The remainder of my time in the Northwoods proved to be impressively rewarding overall. In addition to my close encounters of the grouse kind, I also managed to connect with the rest of the expected boreal specialty birds within 24 hours of my arrival in the Adirondack Park. An accommodating Boreal Chickadee at the Sand Pond Brook crossing, several curious Canada Jays at Sabattis Bog and Massawepie Mire, and territorial pairs of Black-backed Woodpeckers at Madawaska Flow rounded out the setlist for this brief but productive expedition. Crossing paths with any of these charismatic taiga icons is always a triumphant moment in its own right. The opportunity to enjoy some quality time with each one of these delightful species instantly secured this trip’s position as an all-time high point of my Adirondack birding career. 

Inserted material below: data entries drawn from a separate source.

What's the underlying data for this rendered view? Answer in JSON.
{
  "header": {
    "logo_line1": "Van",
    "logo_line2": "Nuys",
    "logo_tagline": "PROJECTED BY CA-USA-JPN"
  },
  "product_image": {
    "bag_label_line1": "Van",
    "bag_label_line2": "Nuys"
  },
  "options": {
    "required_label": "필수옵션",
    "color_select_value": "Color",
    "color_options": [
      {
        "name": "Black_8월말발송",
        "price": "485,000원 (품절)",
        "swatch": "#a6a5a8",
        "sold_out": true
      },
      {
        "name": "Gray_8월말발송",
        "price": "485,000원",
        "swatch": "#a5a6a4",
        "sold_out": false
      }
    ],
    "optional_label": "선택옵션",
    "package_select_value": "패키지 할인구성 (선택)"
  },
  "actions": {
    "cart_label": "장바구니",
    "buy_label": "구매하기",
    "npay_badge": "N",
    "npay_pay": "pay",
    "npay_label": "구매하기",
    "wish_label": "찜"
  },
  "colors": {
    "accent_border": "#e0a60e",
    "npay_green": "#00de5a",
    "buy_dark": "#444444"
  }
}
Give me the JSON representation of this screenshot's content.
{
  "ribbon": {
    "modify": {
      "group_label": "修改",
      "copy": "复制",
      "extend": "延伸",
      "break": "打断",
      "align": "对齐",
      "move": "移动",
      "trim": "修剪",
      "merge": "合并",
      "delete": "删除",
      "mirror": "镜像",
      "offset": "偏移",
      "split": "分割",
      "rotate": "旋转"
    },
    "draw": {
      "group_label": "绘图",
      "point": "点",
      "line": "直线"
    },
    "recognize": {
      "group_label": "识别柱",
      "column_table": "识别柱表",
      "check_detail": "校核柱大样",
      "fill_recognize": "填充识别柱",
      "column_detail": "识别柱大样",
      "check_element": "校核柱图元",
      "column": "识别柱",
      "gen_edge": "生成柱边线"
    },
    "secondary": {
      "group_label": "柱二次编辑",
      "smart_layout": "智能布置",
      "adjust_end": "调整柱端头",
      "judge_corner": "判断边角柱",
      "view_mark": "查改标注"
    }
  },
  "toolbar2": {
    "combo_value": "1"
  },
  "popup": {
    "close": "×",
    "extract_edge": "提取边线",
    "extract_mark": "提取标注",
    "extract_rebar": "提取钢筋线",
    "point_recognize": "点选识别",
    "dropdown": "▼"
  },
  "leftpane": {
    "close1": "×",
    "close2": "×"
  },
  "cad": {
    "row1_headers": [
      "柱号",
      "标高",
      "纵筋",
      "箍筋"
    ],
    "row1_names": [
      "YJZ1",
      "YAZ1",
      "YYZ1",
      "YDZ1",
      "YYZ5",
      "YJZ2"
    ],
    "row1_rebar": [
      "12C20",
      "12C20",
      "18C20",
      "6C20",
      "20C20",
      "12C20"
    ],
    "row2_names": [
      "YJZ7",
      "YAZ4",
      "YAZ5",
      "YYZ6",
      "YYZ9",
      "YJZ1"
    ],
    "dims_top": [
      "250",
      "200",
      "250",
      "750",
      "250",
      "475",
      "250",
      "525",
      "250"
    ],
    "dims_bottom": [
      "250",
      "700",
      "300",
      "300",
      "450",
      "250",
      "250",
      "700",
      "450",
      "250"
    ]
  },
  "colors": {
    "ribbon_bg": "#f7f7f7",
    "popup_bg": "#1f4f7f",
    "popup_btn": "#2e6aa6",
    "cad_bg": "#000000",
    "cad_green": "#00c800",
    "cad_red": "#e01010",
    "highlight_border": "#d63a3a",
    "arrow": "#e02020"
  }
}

Beyond the successful sweep of resident boreal birds, there were plenty of other prizes to be celebrated over the course of my mini holiday. Noteworthy year birds included a Sandhill Crane on a nest at Tupper Lake, a handful of skittish Ruffed Grouse in the Blue Mountain Road area, and chance encounters with both Red and White-winged Crossbills. On the non-avian front, I also observed the local American Beaver at Little Tupper Lake, my first Snowshoe Hare for New York State at Madawaska Flow, and my lifer Smoky Shrews at Bloomingdale Bog. Moose tracks were documented at multiple sites, and Bloomingdale also produced Brown Elfin and Northern Azure for my developing butterfly list. My final evening in the Adirondacks saw me watching the Sun sink below the horizon at Little Tupper Lake, listening to the peents and sky dance twitters of a nearby American Woodcock while Barred Owl, American Bittern, and countless Spring Peepers vocalized in the background. I confess that it was difficult to leave the mountains on the heels of such an amazing trip, but it is comforting to know that the beasties of the boreal forest will always be there waiting for me whenever I find my way back north. 

Following up on such an extraordinary expedition is no easy task, but NYC still pulled out all the stops to welcome me home in style. When news of a vagrant Swainson’s Warbler at Brooklyn Bridge Park had first come through at the end of the previous week, I was certain that my busy schedule would prevent me from reuniting with this delightful southern songster. Implausibly, the bird wound up sticking around for several days, an eternity compared to previous New York records, and was still present when I returned from the Adirondacks. I was unable to resist the thrill of the chase, and I headed straight for Kings County as I made my way back downstate. Once I successfully secured a parking space and made my way over to the stakeout site, I quickly found the bird and its attendant group of admirers. It had been several years since I last observed this famously skulky creature, and this individual proved to be shockingly cooperative by the usual standards of the species. Watching the warbler flip dry leaves while whistling happy tunes in the middle of a busy waterfront park was a positively delightful experience. Hopefully all of these recent rarities are a sign of things yet to come as the migratory season approaches the zenith of its power!

With May, and the associated peak activity of spring migration, rapidly drawing near, it is easy to get caught up in the anticipation of what comes next. Even so, it is important to appreciate the highlights and special moments that have already been enjoyed this year, especially as we prepare to close out Earth Month. I am beyond grateful for the dramatic natural phenomena and fascinating organisms that make life on this planet such a grand journey, not to mention the lovely people that we are fortunate enough to share them with. At the risk of sounding hyperbolic and overly emotional, I truly think that the experiences of this past month have made it one of the most memorable of my life to date. That said, I have a sneaking suspicion that there may be some strong contenders coming up before 2024 is through. As long as this world keeps spinning along, there will always be more adventures to be had. Only time will tell where the story ends, but I will always do my best to make it a good one!